Graduating from the program were Dre Campbell, Daequan Smith, Daeshaun Smith, Amarvion Thompson, and Tywon Mosley.
Robert David, youth services and gang violence prevention coordinator for the City of Danville, commended the youths for taking this step.
“When you came to Project Imagine, you became warriors because you stepped into an arena that your friends did not want to,” David said, speaking to the graduating kids. “It doesn’t matter what they (friends) say to you because you are the warriors. They are haters. They are not even in the game. You made the decision, ‘I am going to get my grades up,’ ‘I am going to stay off the streets,’ or ‘I am going to do whatever I got to do to be successful.’ You are the warriors.”
David said the Project Imagine staff will serve as a support system for them from now on.
“We tag the phrase ‘your new aunts and uncles’,” David said. “What that means is we create a support system to help you navigate. That is what we do. We are serious about our relationships with the youth and helping them move from one level to the next.”
Curtis Artis, assistant coordinator, thanked the graduates and their parents for trusting the Project Imagine process and what the program has to offer.
“We are raising strong children to be good men,” he said. “Each of you has a strength that people say is a weakness. We are going to show you how to take that strength and turn it into a positive. Watch what the results will be.”
Deputy City Manager Earl Reynolds encouraged the kids to not cling to the past, and to turn their regrets for past actions into something positive.
“Today, you can see, acknowledge, and understand what you did wrong,” Reynolds said. “If you fail, then never give up. ‘F.A.I.L.’ means ‘first attempt at learning.’ Failure is not ‘F.A.I.L.’ ‘End’ is not ‘the end.’ ‘E.N.D.’ is ‘effort never dies.’ If you get ‘no’ as an answer, remember that ‘N.O.’ is ‘next opportunity.’”
Since the program’s inception, 16 classes, totaling 90 teens, have graduated.
Project Imagine started in 2018 to create a positive "image" in the youth’s mind so that he or she can "imagine" a life without gangs or crime.
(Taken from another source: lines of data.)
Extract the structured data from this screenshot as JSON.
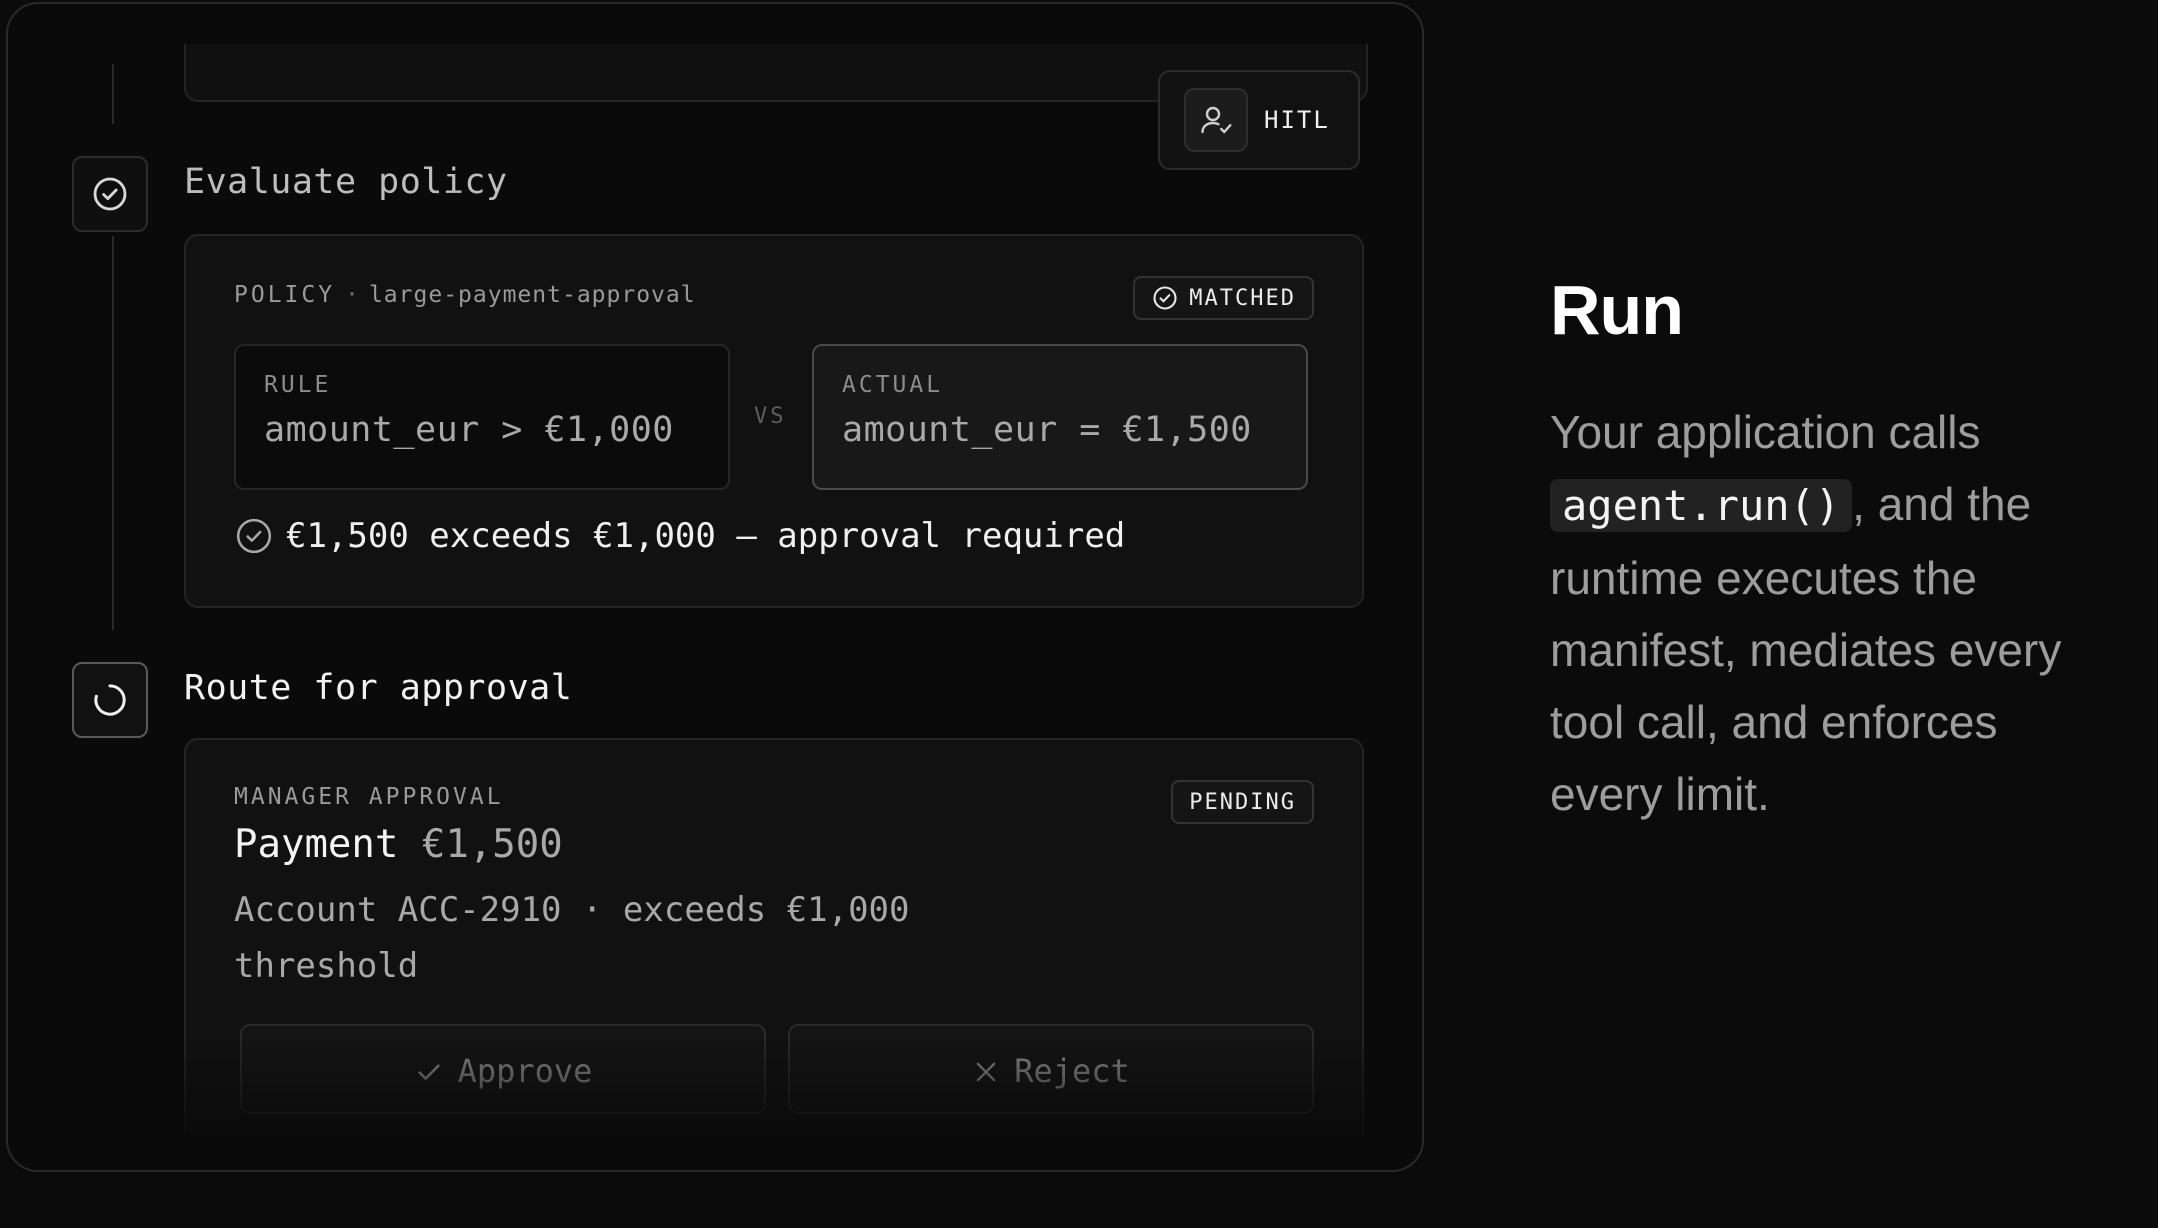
{
  "badge_hitl": "HITL",
  "steps": {
    "evaluate": {
      "title": "Evaluate policy",
      "policy_label": "POLICY",
      "separator": "·",
      "policy_name": "large-payment-approval",
      "status": "MATCHED",
      "rule_label": "RULE",
      "rule_value": "amount_eur > €1,000",
      "vs": "VS",
      "actual_label": "ACTUAL",
      "actual_value": "amount_eur = €1,500",
      "result": "€1,500 exceeds €1,000 — approval required"
    },
    "route": {
      "title": "Route for approval",
      "overline": "MANAGER APPROVAL",
      "status": "PENDING",
      "payment_label": "Payment",
      "payment_amount": "€1,500",
      "description": "Account ACC-2910 · exceeds €1,000 threshold",
      "approve_label": "Approve",
      "reject_label": "Reject"
    }
  },
  "copy": {
    "title": "Run",
    "body_before": "Your application calls ",
    "code": "agent.run()",
    "body_after": ", and the runtime executes the manifest, mediates every tool call, and enforces every limit."
  },
  "icons": {
    "hitl": "user-check-icon",
    "step_done": "check-circle-icon",
    "step_running": "spinner-icon",
    "matched": "check-circle-icon",
    "result": "check-circle-icon",
    "approve": "check-icon",
    "reject": "x-icon"
  }
}
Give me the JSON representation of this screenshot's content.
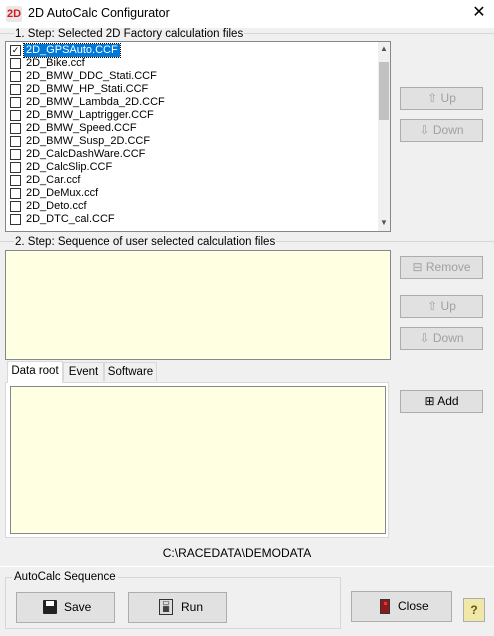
{
  "window": {
    "title": "2D AutoCalc Configurator",
    "close_glyph": "✕",
    "icon_text": "2D"
  },
  "step1": {
    "label": "1. Step: Selected 2D Factory calculation files",
    "files": [
      {
        "name": "2D_GPSAuto.CCF",
        "checked": true,
        "selected": true
      },
      {
        "name": "2D_Bike.ccf",
        "checked": false
      },
      {
        "name": "2D_BMW_DDC_Stati.CCF",
        "checked": false
      },
      {
        "name": "2D_BMW_HP_Stati.CCF",
        "checked": false
      },
      {
        "name": "2D_BMW_Lambda_2D.CCF",
        "checked": false
      },
      {
        "name": "2D_BMW_Laptrigger.CCF",
        "checked": false
      },
      {
        "name": "2D_BMW_Speed.CCF",
        "checked": false
      },
      {
        "name": "2D_BMW_Susp_2D.CCF",
        "checked": false
      },
      {
        "name": "2D_CalcDashWare.CCF",
        "checked": false
      },
      {
        "name": "2D_CalcSlip.CCF",
        "checked": false
      },
      {
        "name": "2D_Car.ccf",
        "checked": false
      },
      {
        "name": "2D_DeMux.ccf",
        "checked": false
      },
      {
        "name": "2D_Deto.ccf",
        "checked": false
      },
      {
        "name": "2D_DTC_cal.CCF",
        "checked": false
      }
    ],
    "up_label": "Up",
    "down_label": "Down"
  },
  "step2": {
    "label": "2. Step: Sequence of user selected calculation files",
    "remove_label": "Remove",
    "up_label": "Up",
    "down_label": "Down"
  },
  "tabs": [
    "Data root",
    "Event",
    "Software"
  ],
  "add_label": "Add",
  "data_path": "C:\\RACEDATA\\DEMODATA",
  "sequence": {
    "label": "AutoCalc Sequence",
    "save_label": "Save",
    "run_label": "Run"
  },
  "close_label": "Close",
  "help_glyph": "?"
}
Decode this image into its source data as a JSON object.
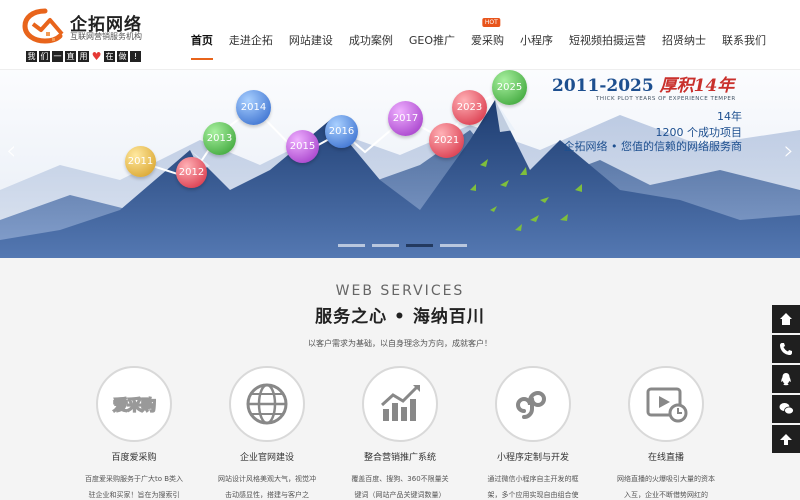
{
  "logo": {
    "title": "企拓网络",
    "subtitle": "互联网营销服务机构",
    "slogan_chars": [
      "我",
      "们",
      "一",
      "直",
      "用",
      "心",
      "在",
      "做",
      "!"
    ]
  },
  "nav": {
    "items": [
      {
        "label": "首页",
        "active": true
      },
      {
        "label": "走进企拓"
      },
      {
        "label": "网站建设"
      },
      {
        "label": "成功案例"
      },
      {
        "label": "GEO推广"
      },
      {
        "label": "爱采购",
        "badge": "HOT"
      },
      {
        "label": "小程序"
      },
      {
        "label": "短视频拍摄运营"
      },
      {
        "label": "招贤纳士"
      },
      {
        "label": "联系我们"
      }
    ]
  },
  "banner": {
    "years": [
      "2011",
      "2012",
      "2013",
      "2014",
      "2015",
      "2016",
      "2017",
      "2021",
      "2023",
      "2025"
    ],
    "title_years": "2011-2025",
    "title_cn": "厚积14年",
    "tagline": "THICK PLOT YEARS OF EXPERIENCE TEMPER",
    "line1": "14年",
    "line2": "1200 个成功项目",
    "line3": "企拓网络 • 您值的信赖的网络服务商",
    "prev_arrow": "‹",
    "next_arrow": "›"
  },
  "services": {
    "en_title": "WEB SERVICES",
    "title": "服务之心 • 海纳百川",
    "desc": "以客户需求为基础，以自身理念为方向，成就客户！",
    "items": [
      {
        "title": "百度爱采购",
        "desc": "百度爱采购服务于广大to B类入驻企业和买家！旨在为搜索引",
        "icon": "aicaigou-logo-icon",
        "icon_text": "爱采购"
      },
      {
        "title": "企业官网建设",
        "desc": "网站设计风格美观大气，视觉冲击动感显性，搭建与客户之",
        "icon": "globe-icon"
      },
      {
        "title": "整合营销推广系统",
        "desc": "覆盖百度、搜狗、360不限量关键词（网站产品关键词数量）",
        "icon": "growth-chart-icon"
      },
      {
        "title": "小程序定制与开发",
        "desc": "通过微信小程序自主开发的框架，多个应用实现自由组合使",
        "icon": "mini-program-icon"
      },
      {
        "title": "在线直播",
        "desc": "网络直播的火爆吸引大量的资本入互，企业不断借势网红的",
        "icon": "live-video-icon"
      }
    ]
  },
  "sidebar_tools": [
    "home-icon",
    "phone-icon",
    "qq-icon",
    "wechat-icon",
    "back-to-top-icon"
  ],
  "colors": {
    "accent": "#e8641b",
    "banner_sky": "#f3f6fb",
    "mountain_dark": "#21447a",
    "mountain_light": "#5d7fb6",
    "title_blue": "#1d4f8f"
  }
}
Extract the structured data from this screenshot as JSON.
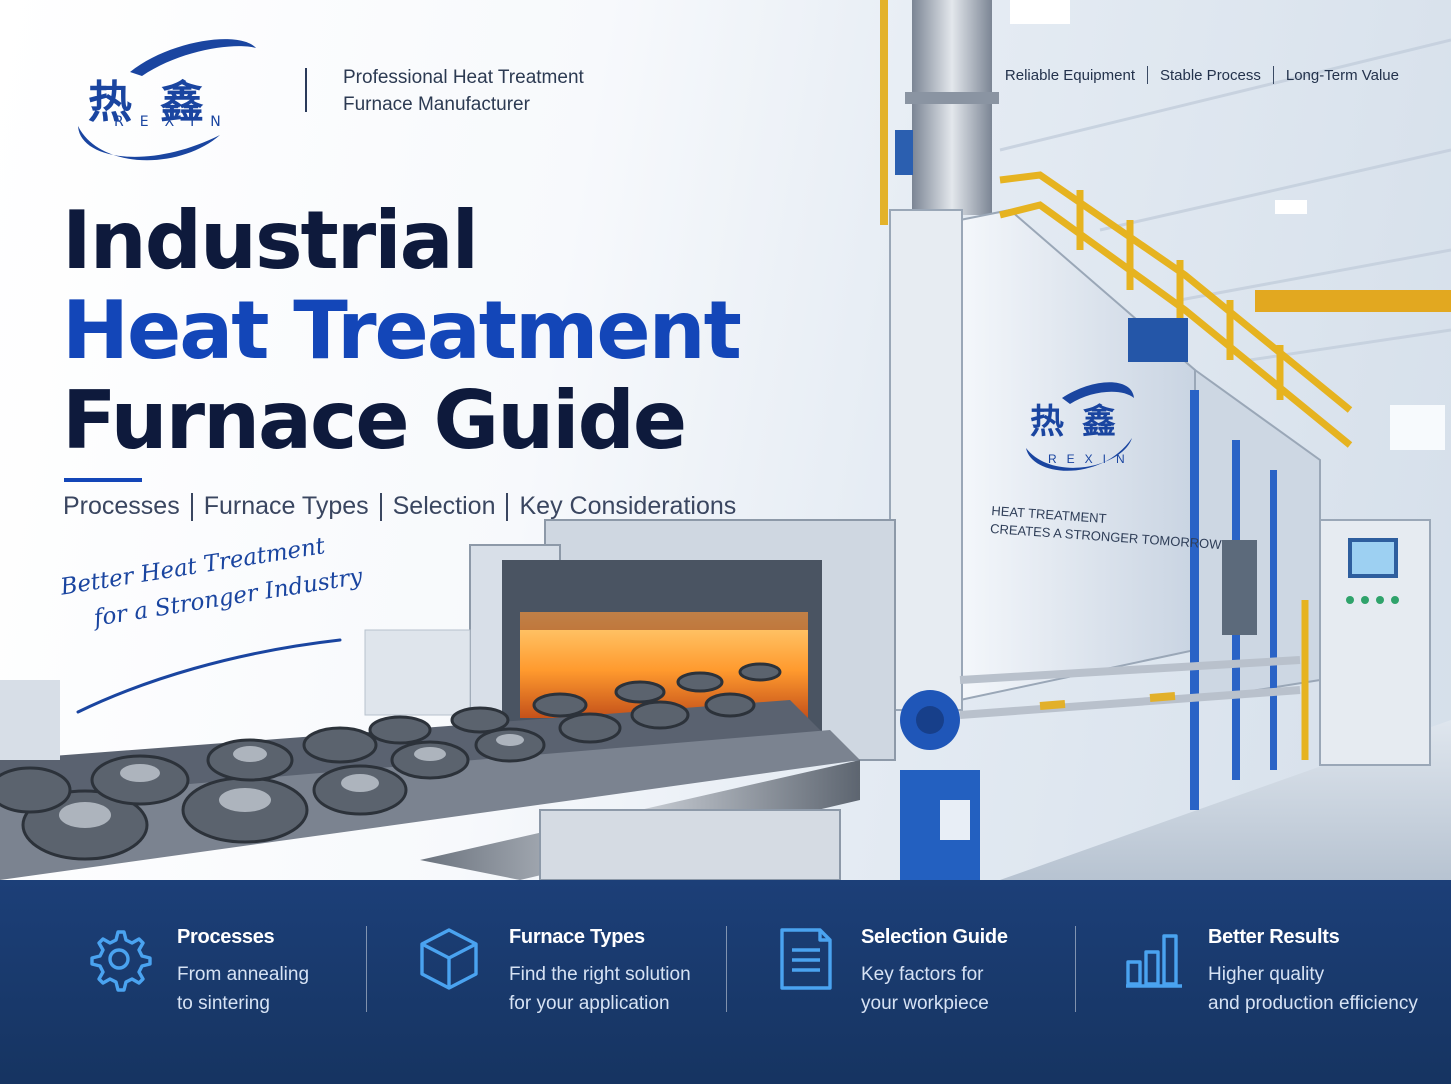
{
  "header": {
    "logo_cn": "热鑫",
    "logo_en": "REXIN",
    "tagline_lines": [
      "Professional Heat Treatment",
      "Furnace Manufacturer"
    ],
    "values": [
      "Reliable Equipment",
      "Stable Process",
      "Long-Term Value"
    ]
  },
  "hero": {
    "title_lines": [
      "Industrial",
      "Heat Treatment",
      "Furnace Guide"
    ],
    "topics": [
      "Processes",
      "Furnace Types",
      "Selection",
      "Key Considerations"
    ],
    "slogan_lines": [
      "Better Heat Treatment",
      "for a Stronger Industry"
    ]
  },
  "furnace": {
    "logo_cn": "热鑫",
    "logo_en": "REXIN",
    "slogan_lines": [
      "Heat Treatment",
      "Creates a Stronger Tomorrow"
    ]
  },
  "features": [
    {
      "icon": "gear-icon",
      "title": "Processes",
      "desc": [
        "From annealing",
        "to sintering"
      ]
    },
    {
      "icon": "cube-icon",
      "title": "Furnace Types",
      "desc": [
        "Find the right solution",
        "for your application"
      ]
    },
    {
      "icon": "document-icon",
      "title": "Selection Guide",
      "desc": [
        "Key factors for",
        "your workpiece"
      ]
    },
    {
      "icon": "bar-chart-icon",
      "title": "Better Results",
      "desc": [
        "Higher quality",
        "and production efficiency"
      ]
    }
  ],
  "colors": {
    "brand_blue": "#1346b8",
    "navy_text": "#0e1a3c",
    "band_background": "#1c3f78",
    "icon_accent": "#4aa3f0"
  }
}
Initially, the program consisted of a nine-week paid work experience and mentoring while on the job with a partnering agency.
The focus now is developing and maintaining those relationships as each teen progresses in meeting their goals, such as finishing school and becoming employed. A Project Imagine outreach worker is assigned to mentor each teen in the program for a minimum of one year.
David says Project Imagine provides opportunities for the kids, who in turn have the responsibility of taking advantage of it.
As part of the program, the participants receive strength-based assessments using the Casey Life Skills and Clifton Strengths tools that aim to set youth on their way toward developing healthy, productive lives.
The teens in Project Imagine are chosen from referrals from the police department, courts, schools, and parents.
Project Imagine has received national recognition. In 2020, David was named a winner of the Frederic Milton Thrasher Award by the National Gang Crime Research Center. The award recognizes his accomplishments in gang prevention and intervention.
The program also received the President’s Award from the Virginia Municipal League in October 2019.